WORK ITEM:
Every line below that contains the word "title" must be copied.

(Dataset rows for apps and sites)
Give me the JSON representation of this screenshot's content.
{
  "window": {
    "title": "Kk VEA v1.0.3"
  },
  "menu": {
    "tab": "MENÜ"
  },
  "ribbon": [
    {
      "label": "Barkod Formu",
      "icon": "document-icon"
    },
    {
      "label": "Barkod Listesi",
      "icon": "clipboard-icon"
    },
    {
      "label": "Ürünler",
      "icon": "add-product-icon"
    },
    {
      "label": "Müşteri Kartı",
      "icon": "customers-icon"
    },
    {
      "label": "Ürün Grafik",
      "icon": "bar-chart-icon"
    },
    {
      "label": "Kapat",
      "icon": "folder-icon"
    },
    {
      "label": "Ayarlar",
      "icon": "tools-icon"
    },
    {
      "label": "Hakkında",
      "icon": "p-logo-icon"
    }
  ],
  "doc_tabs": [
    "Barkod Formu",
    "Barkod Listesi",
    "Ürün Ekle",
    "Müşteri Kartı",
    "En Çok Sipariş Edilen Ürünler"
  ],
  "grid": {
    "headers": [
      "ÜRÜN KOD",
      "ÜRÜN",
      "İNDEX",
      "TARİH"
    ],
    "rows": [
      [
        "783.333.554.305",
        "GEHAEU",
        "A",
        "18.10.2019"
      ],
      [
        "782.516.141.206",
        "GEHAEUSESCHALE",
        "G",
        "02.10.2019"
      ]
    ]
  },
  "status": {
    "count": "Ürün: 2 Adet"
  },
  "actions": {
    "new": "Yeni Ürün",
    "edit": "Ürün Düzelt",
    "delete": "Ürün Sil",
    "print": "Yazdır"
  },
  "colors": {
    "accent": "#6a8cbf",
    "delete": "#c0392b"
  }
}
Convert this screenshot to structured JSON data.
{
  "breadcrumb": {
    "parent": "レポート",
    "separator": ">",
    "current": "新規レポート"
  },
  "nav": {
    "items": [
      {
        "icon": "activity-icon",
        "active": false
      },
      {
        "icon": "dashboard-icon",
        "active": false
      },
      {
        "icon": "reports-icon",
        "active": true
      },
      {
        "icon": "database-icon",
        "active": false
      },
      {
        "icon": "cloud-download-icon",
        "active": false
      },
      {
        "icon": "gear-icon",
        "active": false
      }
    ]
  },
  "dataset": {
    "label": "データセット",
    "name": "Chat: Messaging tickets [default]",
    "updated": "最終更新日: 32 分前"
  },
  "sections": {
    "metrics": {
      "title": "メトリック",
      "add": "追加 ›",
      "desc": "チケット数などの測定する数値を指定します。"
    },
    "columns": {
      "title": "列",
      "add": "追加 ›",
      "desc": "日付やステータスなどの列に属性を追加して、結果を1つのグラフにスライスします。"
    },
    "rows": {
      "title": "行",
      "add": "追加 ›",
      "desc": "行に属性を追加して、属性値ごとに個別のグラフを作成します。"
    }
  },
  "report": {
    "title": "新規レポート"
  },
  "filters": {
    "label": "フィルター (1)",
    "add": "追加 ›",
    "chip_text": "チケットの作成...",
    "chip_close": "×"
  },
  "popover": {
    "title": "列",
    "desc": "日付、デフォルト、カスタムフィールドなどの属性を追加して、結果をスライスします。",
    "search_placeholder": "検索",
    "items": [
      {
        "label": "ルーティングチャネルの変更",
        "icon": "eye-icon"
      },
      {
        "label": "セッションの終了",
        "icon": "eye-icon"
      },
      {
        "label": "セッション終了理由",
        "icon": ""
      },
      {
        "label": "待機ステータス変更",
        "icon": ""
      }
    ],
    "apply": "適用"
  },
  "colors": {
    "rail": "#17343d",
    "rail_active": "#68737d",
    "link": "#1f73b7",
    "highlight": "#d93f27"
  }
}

OUTPUT OF THE EXERCISE:
    "title": "Kk VEA v1.0.3"
      "title": "メトリック",
      "title": "列",
      "title": "行",
    "title": "新規レポート"
    "title": "列",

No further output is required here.